__TASK DETAILS__: Among these records, which lines include "JSON"? Copy them out.

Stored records
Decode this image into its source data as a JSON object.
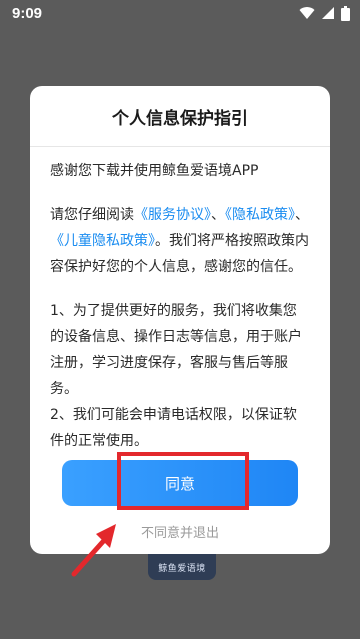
{
  "status_bar": {
    "time": "9:09"
  },
  "dialog": {
    "title": "个人信息保护指引",
    "intro": "感谢您下载并使用鲸鱼爱语境APP",
    "para1": {
      "lead": "请您仔细阅读",
      "link1": "《服务协议》",
      "sep1": "、",
      "link2": "《隐私政策》",
      "sep2": "、",
      "link3": "《儿童隐私政策》",
      "tail": "。我们将严格按照政策内容保护好您的个人信息，感谢您的信任。"
    },
    "item1": "1、为了提供更好的服务，我们将收集您的设备信息、操作日志等信息，用于账户注册，学习进度保存，客服与售后等服务。",
    "item2": "2、我们可能会申请电话权限，以保证软件的正常使用。",
    "agree_label": "同意",
    "decline_label": "不同意并退出"
  },
  "background_logo": {
    "text": "鲸鱼爱语境"
  },
  "colors": {
    "accent": "#1a8cf0",
    "highlight": "#e3282c"
  }
}
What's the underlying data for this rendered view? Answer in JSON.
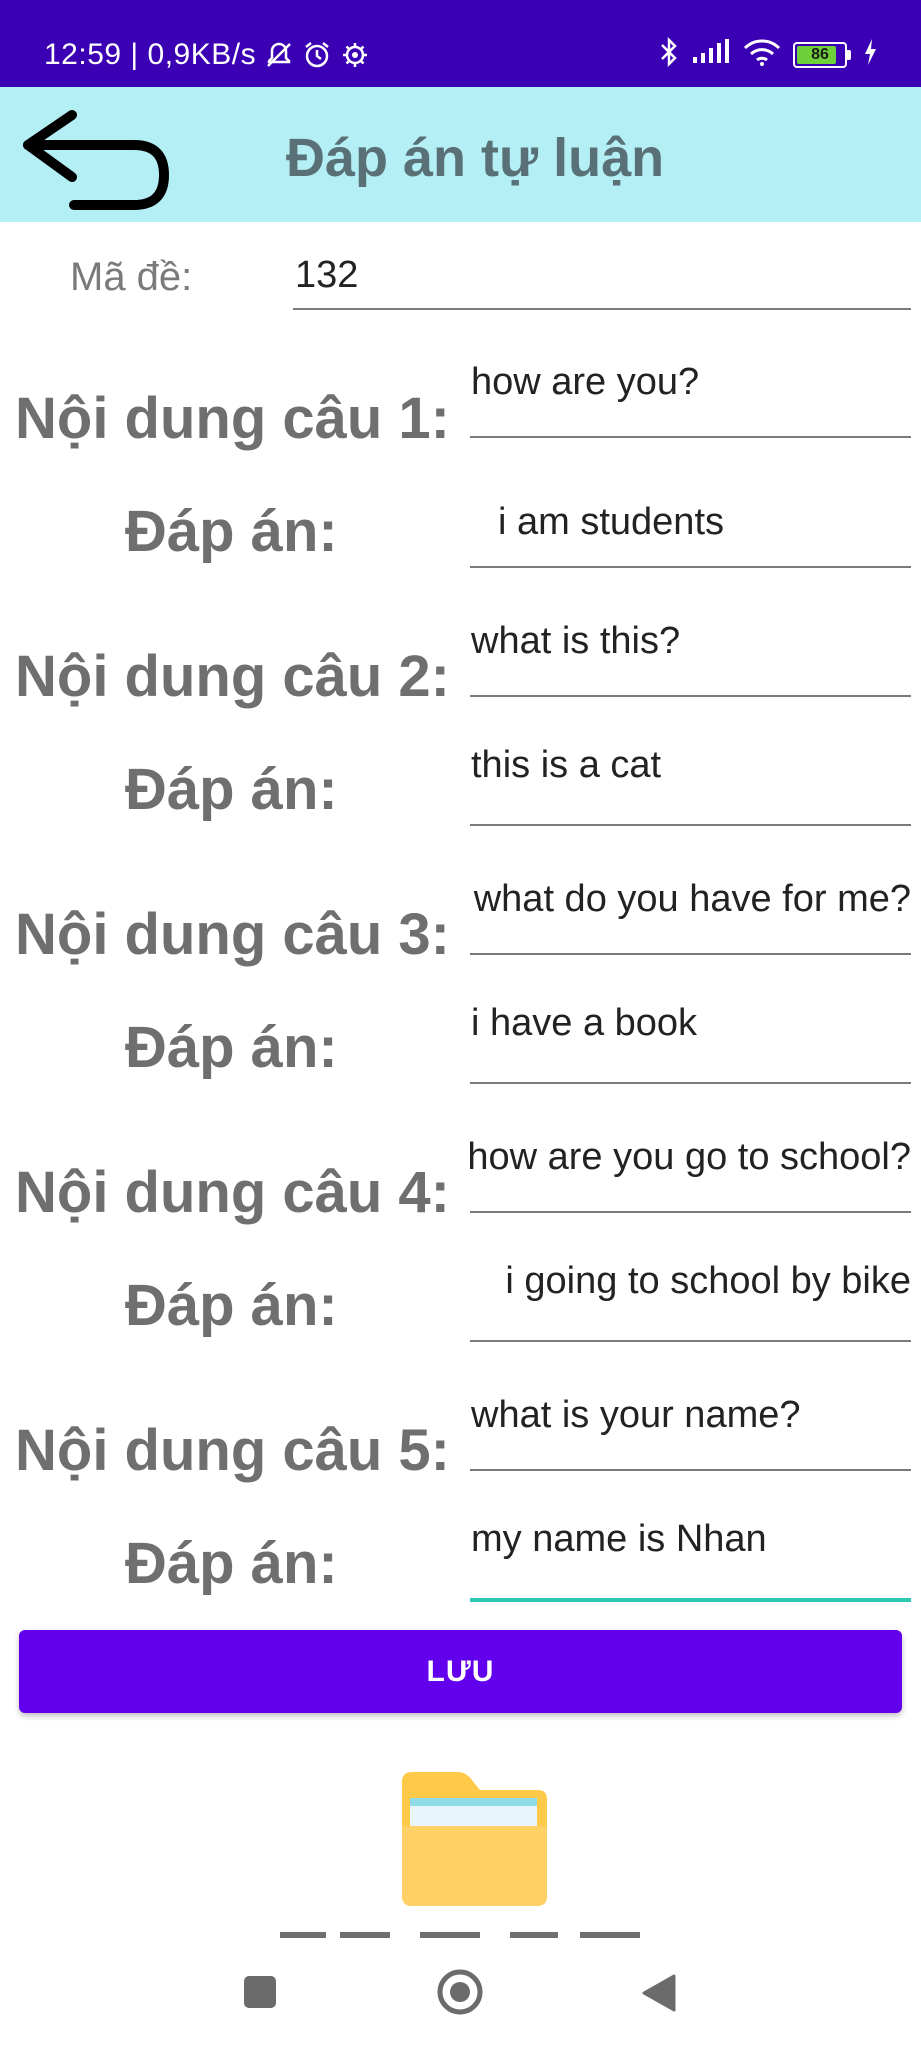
{
  "status_bar": {
    "time_speed": "12:59 | 0,9KB/s",
    "battery_level": "86",
    "battery_percent": 86,
    "icons": [
      "mute-bell-icon",
      "alarm-icon",
      "settings-gear-icon",
      "bluetooth-icon",
      "signal-icon",
      "wifi-icon",
      "battery-icon",
      "charging-icon"
    ]
  },
  "header": {
    "title": "Đáp án tự luận",
    "back_icon": "back-arrow-icon"
  },
  "form": {
    "exam_code_label": "Mã đề:",
    "exam_code_value": "132",
    "questions": [
      {
        "question_label": "Nội dung câu 1:",
        "question_value": "how are you?",
        "answer_label": "Đáp án:",
        "answer_value": "i am students"
      },
      {
        "question_label": "Nội dung câu 2:",
        "question_value": "what is this?",
        "answer_label": "Đáp án:",
        "answer_value": "this is a cat"
      },
      {
        "question_label": "Nội dung câu 3:",
        "question_value": "what do you have for me?",
        "answer_label": "Đáp án:",
        "answer_value": "i have a book"
      },
      {
        "question_label": "Nội dung câu 4:",
        "question_value": "how are you go to school?",
        "answer_label": "Đáp án:",
        "answer_value": "i going to school by bike"
      },
      {
        "question_label": "Nội dung câu 5:",
        "question_value": "what is your name?",
        "answer_label": "Đáp án:",
        "answer_value": "my name is Nhan"
      }
    ],
    "save_label": "LƯU"
  },
  "colors": {
    "status_bar": "#3b00b3",
    "app_bar": "#b3eff5",
    "primary_button": "#6200ee",
    "focus_underline": "#2fc9b6",
    "folder": "#ffd066"
  }
}
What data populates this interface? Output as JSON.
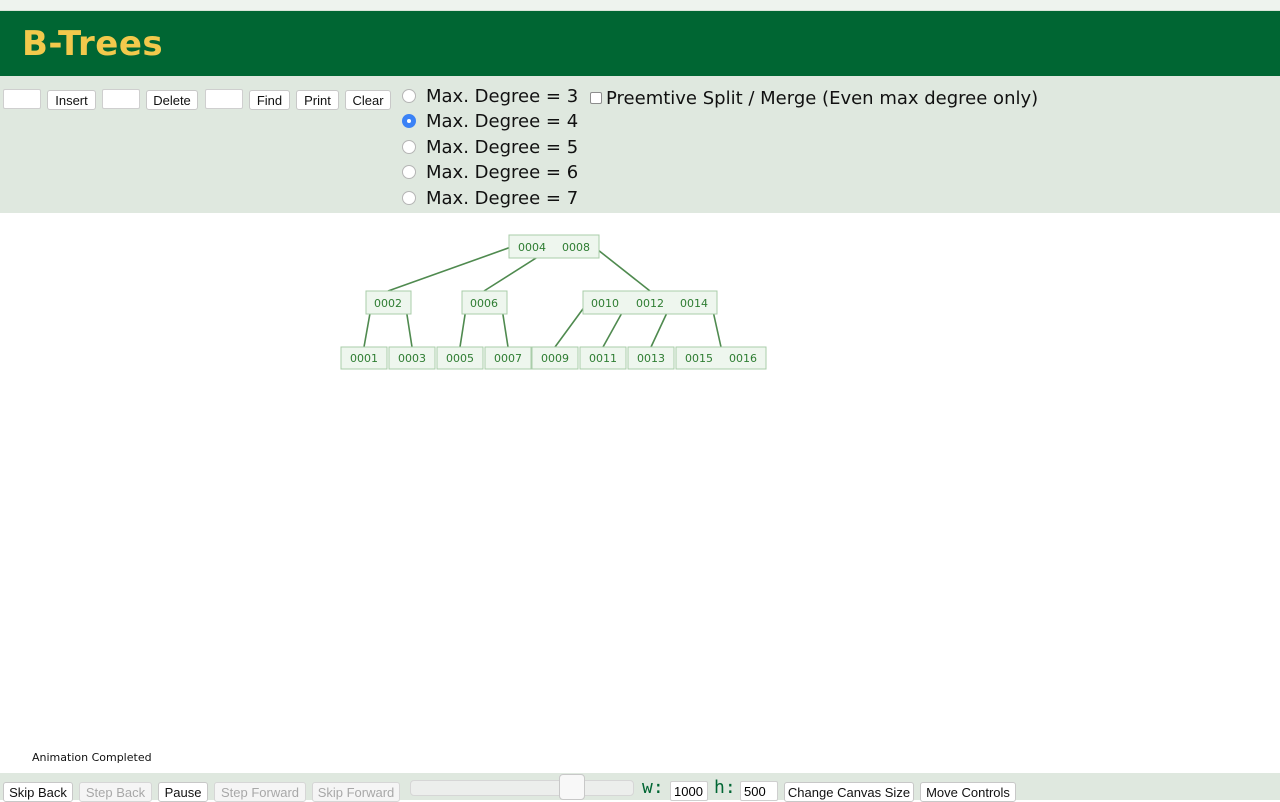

__ANSWER TO THIS PROBLEM__:
Decode this image into its source data as a JSON object.
What's the underlying data for this rendered view? Answer in JSON.
What data populates this interface? Output as JSON.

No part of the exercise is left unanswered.